Dealing With Professional Burnout Without Quitting Your Job

At some point, most people reach a point of “burnout” with their job. The routines, paperwork, and effort reach a point of becoming overwhelming and you go home feeling absolutely empty, devoid of energy and life. I’ve gone through several periods like this myself, and I’ve developed a lot of techniques for dealing with this level of burnout.

Take vacation as soon as possible. File paperwork to take a week or two off, and just do nothing. Seriously. Sit at home and recharge. Get caught up on things you’ve been putting off because you’ve been burnt out. Eat very healthy and get some exercise. Do a few things that are purely fun. In fact, most of these other items work best if done immediately after returning from a vacation.

Make a list of the items that you do at work that you enjoy. What tasks make you feel fulfilled at work? What ones do you actually enjoy doing? Think of the pieces of your job that make you feel productive and make you feel like you’re actually contributing in a positive fashion, then list several of these.

Make a list of the items that you dislike doing at work. Don’t include ones you’re indifferent about – just include the ones that are truly dreadful to you. For me, the bane of my existence is bureaucracy – I hate filling out reports, forms, etc.

Spend a week or two doing only the tasks you enjoy. Seriously. Just let the other stuff build up for a while. If a supervisor questions this, tell them that you’re working on higher-priority stuff, which is true – you’re trying to discover – or rediscover – the aspects of your job that bring about passion and excitement within you.

Hand off some of the burdens. If you literally feel you have too many tasks to keep up with, talk to your supervisor and suggest that too many tasks are keeping you from providing excellent work on your core responsibilities. Before you go in, identify some of the tasks that could potentially be moved to other workers.

Compress the periods where you do the things you don’t like. Don’t like email? Do it only once a day. Don’t like paperwork? Do all needed paperwork in one batch once a week. Don’t like dealing with others? Hang a “do not disturb” sign outside your office or cubicle most of the time. Likely, you have to do at least some of the tasks you don’t enjoy, so compress them.

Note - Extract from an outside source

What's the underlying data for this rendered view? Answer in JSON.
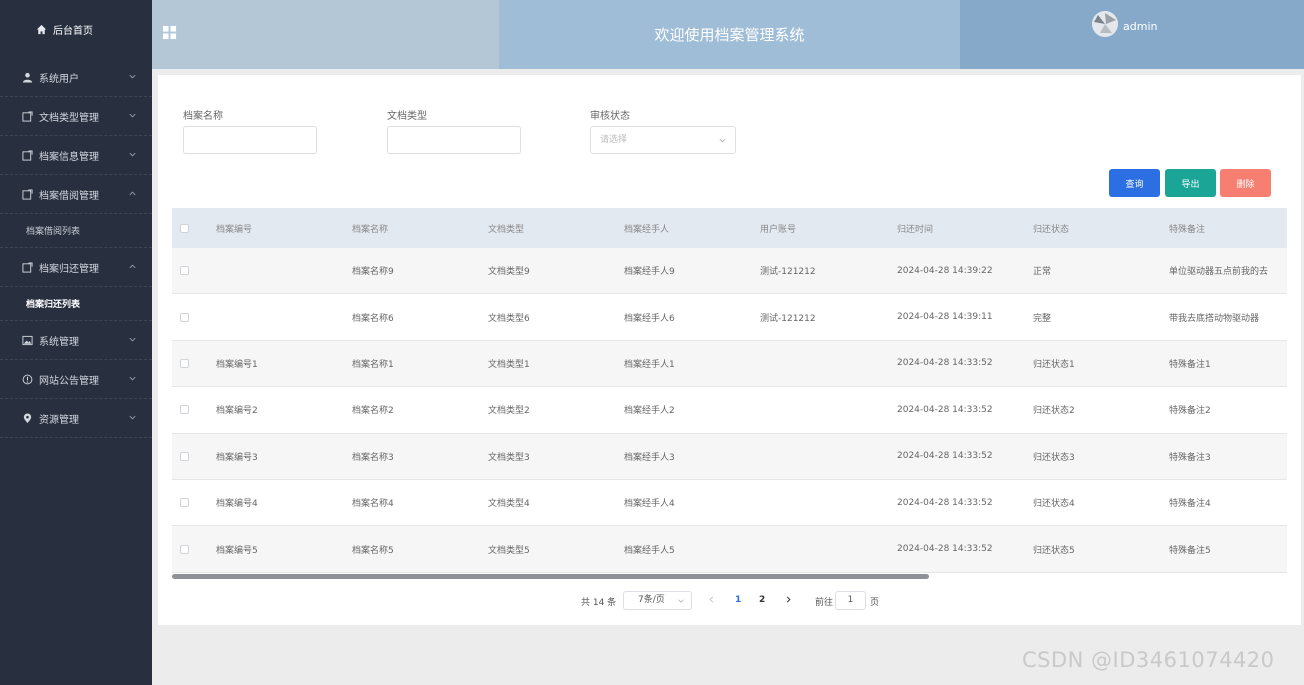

If there are strong interpersonal issues and you work in a large organization, request a transfer to another area. This will usually be accommodated if you have a good work history. Look for other positions in other areas in the organization where you might be able to be productive and feel comfortable.

If the situation is truly untenable, work on preparing your resume to move on. Don’t sit around feeling miserable. If changes like these aren’t fixing the situation, it’s time to make a serious change. Sharpen up your resume and start applying for work elsewhere.

Remember, a job that makes your entire life miserable is not worth it, no matter what. If a job is really making your entire life painful, it’s well worth it to walk out the door and find something else.

Trent Hamm

Founder & Columnist

Trent Hamm founded The Simple Dollar in 2006 and still writes a daily column on personal finance. He’s the author of three books published by Simon & Schuster and Financial Times Press, has contributed to Business Insider, US News & World Report, Yahoo Finance, and Lifehacker, and his financial advice has been featured in The New York Times, TIME, Forbes, The Guardian, and elsewhere.